He braces himself against the stacks of old papers and food packaging scattered throughout his diminutive apartment at Bathurst Street and Steeles Avenue in Toronto.
His is a challenging life. It is a sad life.
He is a survivor of the Holocaust, and nobody comes to visit him except a social worker from time to time, or those young religious girls who listen to his memories of Auschwitz. He thinks they think he is simple and has little depth, but they are wrong. Or perhaps he is, and they don’t think that at all.
The days are long and the nights are quiet. His shelves are stocked with tinned spaghetti and rice crackers, but he’s thankful to the National Council of Jewish Women for a box of Passover food brought to his home. His Passover seder was traditional, but only the spirit of the prophet Elijah walked through his door, and he (the prophet) was in a rush.

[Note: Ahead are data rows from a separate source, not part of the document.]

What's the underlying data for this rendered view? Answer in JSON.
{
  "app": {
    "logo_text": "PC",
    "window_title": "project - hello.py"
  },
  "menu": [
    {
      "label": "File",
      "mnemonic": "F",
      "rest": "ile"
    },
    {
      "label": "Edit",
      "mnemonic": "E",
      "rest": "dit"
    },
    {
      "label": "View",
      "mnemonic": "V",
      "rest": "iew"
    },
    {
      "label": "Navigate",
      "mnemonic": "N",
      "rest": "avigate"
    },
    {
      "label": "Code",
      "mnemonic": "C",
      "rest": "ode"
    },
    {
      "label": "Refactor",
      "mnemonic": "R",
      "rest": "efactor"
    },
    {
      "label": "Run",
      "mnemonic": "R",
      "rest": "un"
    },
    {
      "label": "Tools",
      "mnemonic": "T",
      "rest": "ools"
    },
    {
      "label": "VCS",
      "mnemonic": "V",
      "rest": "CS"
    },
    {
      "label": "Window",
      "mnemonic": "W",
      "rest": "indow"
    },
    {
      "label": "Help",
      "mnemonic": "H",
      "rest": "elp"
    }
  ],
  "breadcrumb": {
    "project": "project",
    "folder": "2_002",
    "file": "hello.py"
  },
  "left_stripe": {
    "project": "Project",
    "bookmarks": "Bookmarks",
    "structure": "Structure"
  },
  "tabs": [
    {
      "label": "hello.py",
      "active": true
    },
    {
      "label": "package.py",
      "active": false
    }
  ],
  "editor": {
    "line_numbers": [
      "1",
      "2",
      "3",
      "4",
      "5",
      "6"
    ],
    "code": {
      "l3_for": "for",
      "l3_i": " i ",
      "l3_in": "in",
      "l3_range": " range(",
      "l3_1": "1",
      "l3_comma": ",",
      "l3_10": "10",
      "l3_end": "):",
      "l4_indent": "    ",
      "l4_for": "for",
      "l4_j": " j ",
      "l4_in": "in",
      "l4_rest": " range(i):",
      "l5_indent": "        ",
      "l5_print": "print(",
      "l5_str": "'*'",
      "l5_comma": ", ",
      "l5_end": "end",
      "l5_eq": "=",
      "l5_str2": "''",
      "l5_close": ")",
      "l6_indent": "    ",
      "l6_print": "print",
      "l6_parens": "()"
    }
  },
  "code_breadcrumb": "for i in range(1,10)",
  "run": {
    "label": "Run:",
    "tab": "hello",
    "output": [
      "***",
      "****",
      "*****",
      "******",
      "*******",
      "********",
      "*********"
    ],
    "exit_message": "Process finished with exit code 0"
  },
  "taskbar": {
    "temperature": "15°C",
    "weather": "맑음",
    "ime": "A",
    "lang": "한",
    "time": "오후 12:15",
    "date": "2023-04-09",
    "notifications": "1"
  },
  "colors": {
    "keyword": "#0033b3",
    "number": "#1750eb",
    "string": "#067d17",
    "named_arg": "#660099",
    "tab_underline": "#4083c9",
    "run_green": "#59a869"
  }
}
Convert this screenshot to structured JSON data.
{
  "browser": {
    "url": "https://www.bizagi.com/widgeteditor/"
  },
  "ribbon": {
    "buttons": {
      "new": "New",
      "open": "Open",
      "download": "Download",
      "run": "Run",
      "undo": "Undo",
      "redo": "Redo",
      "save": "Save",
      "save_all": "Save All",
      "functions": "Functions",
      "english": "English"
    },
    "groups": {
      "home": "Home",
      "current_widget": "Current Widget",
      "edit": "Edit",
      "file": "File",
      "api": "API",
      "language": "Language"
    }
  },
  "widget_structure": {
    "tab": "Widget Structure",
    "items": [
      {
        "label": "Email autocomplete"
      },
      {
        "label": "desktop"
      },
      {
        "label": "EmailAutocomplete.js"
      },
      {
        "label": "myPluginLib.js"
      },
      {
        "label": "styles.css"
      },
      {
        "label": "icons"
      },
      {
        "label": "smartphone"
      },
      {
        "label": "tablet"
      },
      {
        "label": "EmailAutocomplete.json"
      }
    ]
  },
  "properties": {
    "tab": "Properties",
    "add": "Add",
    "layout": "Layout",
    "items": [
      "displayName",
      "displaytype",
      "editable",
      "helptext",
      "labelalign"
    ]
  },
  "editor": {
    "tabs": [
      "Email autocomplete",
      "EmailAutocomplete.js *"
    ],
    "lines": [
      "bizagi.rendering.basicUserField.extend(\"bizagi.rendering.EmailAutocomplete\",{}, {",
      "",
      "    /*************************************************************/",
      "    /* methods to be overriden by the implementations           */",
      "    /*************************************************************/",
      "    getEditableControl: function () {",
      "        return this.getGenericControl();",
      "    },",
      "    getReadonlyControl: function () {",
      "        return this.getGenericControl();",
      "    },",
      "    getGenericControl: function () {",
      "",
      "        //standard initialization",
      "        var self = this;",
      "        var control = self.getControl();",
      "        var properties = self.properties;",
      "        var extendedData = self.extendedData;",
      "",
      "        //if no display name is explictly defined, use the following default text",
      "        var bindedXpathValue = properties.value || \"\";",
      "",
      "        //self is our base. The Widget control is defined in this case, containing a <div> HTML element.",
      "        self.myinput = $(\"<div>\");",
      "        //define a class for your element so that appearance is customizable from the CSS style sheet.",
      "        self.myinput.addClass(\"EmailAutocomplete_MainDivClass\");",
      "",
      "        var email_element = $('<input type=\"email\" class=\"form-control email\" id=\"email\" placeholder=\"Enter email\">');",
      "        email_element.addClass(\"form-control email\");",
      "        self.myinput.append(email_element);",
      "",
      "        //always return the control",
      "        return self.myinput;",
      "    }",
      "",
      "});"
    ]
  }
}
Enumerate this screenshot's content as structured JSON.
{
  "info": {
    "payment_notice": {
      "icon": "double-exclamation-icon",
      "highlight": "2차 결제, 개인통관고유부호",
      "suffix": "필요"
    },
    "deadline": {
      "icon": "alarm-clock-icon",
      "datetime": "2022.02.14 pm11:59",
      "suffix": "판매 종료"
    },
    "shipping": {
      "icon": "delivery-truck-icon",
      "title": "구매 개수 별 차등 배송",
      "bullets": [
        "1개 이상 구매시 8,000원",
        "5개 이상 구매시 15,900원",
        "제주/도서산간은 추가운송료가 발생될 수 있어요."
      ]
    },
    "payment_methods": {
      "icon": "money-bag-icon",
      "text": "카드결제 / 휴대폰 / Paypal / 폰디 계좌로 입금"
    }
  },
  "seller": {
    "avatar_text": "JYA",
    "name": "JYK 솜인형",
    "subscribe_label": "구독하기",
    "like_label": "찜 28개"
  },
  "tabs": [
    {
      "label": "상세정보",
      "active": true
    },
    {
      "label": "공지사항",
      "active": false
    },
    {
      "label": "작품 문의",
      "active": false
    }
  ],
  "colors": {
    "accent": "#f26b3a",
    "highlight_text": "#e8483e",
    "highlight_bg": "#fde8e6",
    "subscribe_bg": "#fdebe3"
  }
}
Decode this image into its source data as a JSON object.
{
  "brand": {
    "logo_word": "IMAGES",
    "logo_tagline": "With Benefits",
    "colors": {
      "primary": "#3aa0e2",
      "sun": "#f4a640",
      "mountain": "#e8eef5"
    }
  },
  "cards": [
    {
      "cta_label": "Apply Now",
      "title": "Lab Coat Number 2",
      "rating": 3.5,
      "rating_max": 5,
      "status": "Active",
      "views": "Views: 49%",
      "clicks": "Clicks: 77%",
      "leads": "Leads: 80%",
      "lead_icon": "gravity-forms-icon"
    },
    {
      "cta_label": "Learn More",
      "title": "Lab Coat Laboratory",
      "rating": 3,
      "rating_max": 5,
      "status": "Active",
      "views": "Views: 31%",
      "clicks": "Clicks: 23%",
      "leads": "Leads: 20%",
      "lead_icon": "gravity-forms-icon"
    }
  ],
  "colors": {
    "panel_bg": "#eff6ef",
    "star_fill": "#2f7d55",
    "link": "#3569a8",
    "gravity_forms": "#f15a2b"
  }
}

One day, many years ago, the once debonair man wrote a letter to all the Jewish leaders he could think of. The letter was written on a special cotton stock with his name embossed in gold ink along the centre-top. He begged them to recognize the plight of many Holocaust survivors in Toronto, Israel and elsewhere, who live below the poverty line and experience the worst lifestyle possible after the Shoah – loneliness.
Cordial responses arrived from rabbis and executive directors expressing their concern. One even asked him to speak at a conference addressing survivor poverty and isolation. He accepted, but the conference never happened. It was cancelled because there were “other pressing priorities.” He had already written his speech.
The next morning, after receiving that letter, he tossed his speech into the garbage. All afternoon he stared at the crumpled piece of paper. As he did, he remembered his late wife, Minnie. Her image comforted him and made him sob. Mengele, “the bastard,” had experimented on this beautiful young woman and ensured that children and grandchildren would never be part of their lives.
And as the light of the day dimmed and Yom Hashoah ended, he continued to wonder how it was at all possible that any survivors could be by themselves. He thought about the hundreds of songs, plays and reports about the plight of survivors of the Holocaust and how many had been abandoned to a life of solitude.
In his mind, he just couldn’t understand how it could be that not a knock came on his door and the telephone stayed quiet. He didn’t need the old dial phone anymore so, as the darkness fell, he pulled it from the wall and placed it on top of the stack of newspapers. It sat there like a silent relic never to be plugged in again.
The lonely survivor died in the winter. The good people at Steeles Memorial Chapel called around for a minyan to say Kaddish for him. The final amen was a shame.
On Yom Hashoah, commit to discovering who our survivor population is at home and in Israel and how you can visit. One of the greatest injustices in our society today is to let an elderly survivor be alone! It is our responsibility to rectify this sin and to ask the lonely survivors to forgive us for not being more vigilant, as we said we would.
According to the Foundation for the Benefit of Holocaust Survivors (September 2015), Israel is home to 189,000 Holocaust survivors, 25 per cent living below the poverty line. Their average age is 84. About a third of them live alone.
Reach Avrum Rosensweig at Avrum.firstname.lastname@example.org